Your job is to report every line of the entries that has "background".
══ INFORMATION GIVEN
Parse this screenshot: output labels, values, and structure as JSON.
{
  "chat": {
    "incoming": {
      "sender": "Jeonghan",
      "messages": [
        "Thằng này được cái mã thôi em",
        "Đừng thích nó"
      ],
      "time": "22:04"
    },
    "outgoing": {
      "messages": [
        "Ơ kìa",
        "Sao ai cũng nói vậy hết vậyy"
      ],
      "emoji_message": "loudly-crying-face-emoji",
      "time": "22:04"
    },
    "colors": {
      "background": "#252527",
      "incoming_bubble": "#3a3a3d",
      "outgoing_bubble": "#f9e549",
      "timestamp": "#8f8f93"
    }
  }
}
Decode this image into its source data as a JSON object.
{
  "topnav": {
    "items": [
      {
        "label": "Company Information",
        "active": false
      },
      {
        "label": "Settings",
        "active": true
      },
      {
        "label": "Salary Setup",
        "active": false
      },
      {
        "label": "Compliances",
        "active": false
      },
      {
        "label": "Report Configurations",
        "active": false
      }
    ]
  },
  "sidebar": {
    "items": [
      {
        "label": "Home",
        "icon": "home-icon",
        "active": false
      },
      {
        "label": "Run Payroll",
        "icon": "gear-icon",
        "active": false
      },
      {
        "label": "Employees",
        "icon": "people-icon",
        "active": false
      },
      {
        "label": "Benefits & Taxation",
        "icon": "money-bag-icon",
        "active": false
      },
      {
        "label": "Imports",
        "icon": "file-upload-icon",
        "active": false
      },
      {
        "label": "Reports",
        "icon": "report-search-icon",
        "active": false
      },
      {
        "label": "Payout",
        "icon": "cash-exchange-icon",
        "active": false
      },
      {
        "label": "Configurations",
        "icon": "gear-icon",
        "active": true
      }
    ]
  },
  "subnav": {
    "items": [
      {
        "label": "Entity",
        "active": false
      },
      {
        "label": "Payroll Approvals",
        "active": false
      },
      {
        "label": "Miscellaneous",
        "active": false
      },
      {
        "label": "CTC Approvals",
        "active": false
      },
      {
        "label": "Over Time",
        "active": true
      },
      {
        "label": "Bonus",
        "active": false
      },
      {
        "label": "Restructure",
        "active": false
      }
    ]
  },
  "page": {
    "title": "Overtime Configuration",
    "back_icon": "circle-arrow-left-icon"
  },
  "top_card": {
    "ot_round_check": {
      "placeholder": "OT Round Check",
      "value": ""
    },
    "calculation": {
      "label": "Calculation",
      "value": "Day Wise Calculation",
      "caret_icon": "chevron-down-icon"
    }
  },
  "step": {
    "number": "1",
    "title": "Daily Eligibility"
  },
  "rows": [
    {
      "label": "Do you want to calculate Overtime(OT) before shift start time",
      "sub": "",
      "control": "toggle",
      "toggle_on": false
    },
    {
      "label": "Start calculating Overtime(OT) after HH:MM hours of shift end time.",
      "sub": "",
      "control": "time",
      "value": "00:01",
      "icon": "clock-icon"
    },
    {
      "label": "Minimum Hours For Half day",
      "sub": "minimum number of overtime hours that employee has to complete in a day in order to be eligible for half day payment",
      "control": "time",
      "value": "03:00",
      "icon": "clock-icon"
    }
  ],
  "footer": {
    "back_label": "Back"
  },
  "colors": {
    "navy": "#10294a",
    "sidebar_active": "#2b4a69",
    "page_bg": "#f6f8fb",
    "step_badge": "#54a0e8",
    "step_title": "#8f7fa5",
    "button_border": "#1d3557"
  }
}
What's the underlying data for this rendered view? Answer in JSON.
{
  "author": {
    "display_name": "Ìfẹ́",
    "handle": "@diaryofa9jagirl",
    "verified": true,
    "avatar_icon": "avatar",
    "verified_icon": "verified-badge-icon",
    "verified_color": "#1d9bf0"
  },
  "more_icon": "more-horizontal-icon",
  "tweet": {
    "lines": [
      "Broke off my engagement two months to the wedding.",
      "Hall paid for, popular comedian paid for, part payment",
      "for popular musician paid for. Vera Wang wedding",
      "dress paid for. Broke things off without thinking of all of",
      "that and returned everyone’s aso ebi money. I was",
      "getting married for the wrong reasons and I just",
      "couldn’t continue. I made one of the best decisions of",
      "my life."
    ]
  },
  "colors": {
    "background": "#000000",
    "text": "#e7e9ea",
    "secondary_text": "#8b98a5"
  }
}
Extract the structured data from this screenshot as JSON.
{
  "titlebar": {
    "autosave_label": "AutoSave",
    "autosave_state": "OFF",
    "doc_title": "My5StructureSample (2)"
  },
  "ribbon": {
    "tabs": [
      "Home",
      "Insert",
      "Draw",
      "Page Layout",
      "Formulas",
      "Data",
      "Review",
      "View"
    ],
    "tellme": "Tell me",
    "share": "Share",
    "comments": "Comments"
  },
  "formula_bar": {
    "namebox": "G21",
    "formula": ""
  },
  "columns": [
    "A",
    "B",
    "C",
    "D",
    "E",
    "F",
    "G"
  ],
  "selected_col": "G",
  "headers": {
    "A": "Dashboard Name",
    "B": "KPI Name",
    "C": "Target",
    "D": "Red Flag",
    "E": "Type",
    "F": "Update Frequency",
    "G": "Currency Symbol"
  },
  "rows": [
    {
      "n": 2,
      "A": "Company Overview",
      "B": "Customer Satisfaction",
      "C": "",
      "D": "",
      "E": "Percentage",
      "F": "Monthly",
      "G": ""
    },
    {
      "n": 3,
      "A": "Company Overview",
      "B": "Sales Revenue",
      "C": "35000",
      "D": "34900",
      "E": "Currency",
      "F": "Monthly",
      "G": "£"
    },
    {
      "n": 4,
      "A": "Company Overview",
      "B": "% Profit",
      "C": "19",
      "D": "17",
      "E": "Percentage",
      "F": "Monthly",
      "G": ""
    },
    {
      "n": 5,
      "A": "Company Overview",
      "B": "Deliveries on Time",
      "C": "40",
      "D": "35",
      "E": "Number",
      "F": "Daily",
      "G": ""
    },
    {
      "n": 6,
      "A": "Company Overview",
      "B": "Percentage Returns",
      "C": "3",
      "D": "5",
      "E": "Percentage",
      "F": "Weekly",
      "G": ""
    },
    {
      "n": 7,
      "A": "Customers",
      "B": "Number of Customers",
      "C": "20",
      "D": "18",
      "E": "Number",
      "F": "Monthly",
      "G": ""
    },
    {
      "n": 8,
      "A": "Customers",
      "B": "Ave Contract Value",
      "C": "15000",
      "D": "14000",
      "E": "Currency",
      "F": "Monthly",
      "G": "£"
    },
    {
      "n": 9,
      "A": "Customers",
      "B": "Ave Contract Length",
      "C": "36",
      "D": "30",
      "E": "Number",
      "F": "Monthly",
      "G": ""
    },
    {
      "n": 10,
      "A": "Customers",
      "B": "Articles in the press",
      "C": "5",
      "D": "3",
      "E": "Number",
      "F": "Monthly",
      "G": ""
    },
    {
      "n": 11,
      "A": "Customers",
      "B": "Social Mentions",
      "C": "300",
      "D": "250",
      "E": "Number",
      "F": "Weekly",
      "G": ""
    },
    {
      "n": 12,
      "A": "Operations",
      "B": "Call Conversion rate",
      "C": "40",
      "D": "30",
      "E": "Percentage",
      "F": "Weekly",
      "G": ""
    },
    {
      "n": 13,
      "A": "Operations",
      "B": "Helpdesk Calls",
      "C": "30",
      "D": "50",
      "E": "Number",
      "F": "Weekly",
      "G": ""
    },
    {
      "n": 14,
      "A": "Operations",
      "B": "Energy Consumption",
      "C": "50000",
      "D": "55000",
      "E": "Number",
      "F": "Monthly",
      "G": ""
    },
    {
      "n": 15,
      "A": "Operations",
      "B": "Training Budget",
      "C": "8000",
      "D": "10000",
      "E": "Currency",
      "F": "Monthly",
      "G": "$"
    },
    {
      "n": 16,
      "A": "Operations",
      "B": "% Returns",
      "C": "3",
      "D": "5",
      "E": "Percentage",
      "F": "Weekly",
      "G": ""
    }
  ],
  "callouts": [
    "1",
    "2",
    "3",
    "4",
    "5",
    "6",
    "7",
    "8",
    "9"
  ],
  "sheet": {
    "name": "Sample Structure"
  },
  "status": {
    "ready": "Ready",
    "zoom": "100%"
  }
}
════
*REPLY TO THE TASK*
      "background": "#252527",
    "background": "#000000",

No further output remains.